In their letter to the Department of Education, Painter and Hsu claim “CLA has allowed departments to post antisemitic faculty statements condemning Israel, and justifying the terrorist attacks by Hamas.”

As of Tuesday, there’s no word on whether the Department of Education has opened an investigation into the allegations of antisemitism. However, the department does say there’s been an increase in reports of antisemitism, Islamophobic and anti-Muslim incidents since the war between Israel and Hamas began on Oct. 7.

Three college presidents have faced calls to resign after testifying about antisemitism at a congressional hearing.

University of Minnesota Interim President Jeff Ettinger has promised listening sessions with staff, students and alumni. Painter says the immediate solution is instead to take down the websites and for university employees to keep their personal views on personal feeds.

University spokesperson Jake Ricker said in an email the U is “aware of the letter shared with the Department of Education. The letter’s broad characterizations of the University are inaccurate and are fundamentally contrary to our mission and values. We look forward to hearing from the Office of Civil Rights, and to responding appropriately.”
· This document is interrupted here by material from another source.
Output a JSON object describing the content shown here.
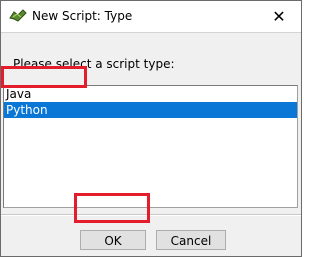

Ricker added that “acts of harassment, intimidation or bias are entirely unacceptable and will not be tolerated. We have and will respond promptly and fully to any reports of this behavior on campus. In addition, the University is providing resources to anyone in our community who needs support right now.”

In an email to MPR News, the associate professor and chair of the Department of Gender Women and Sexuality Studies Aren Aizura declined to comment.

To the university’s criticism of inaccurate characterizations, Painter encouraged individuals to read the statement in question themselves and make up their own minds.

Painter believes Ettinger has made headway in other problems at the U of M, like campus safety.

“I have a lot of confidence in the president that he's listening,” he said. “I think the university will do the right thing.”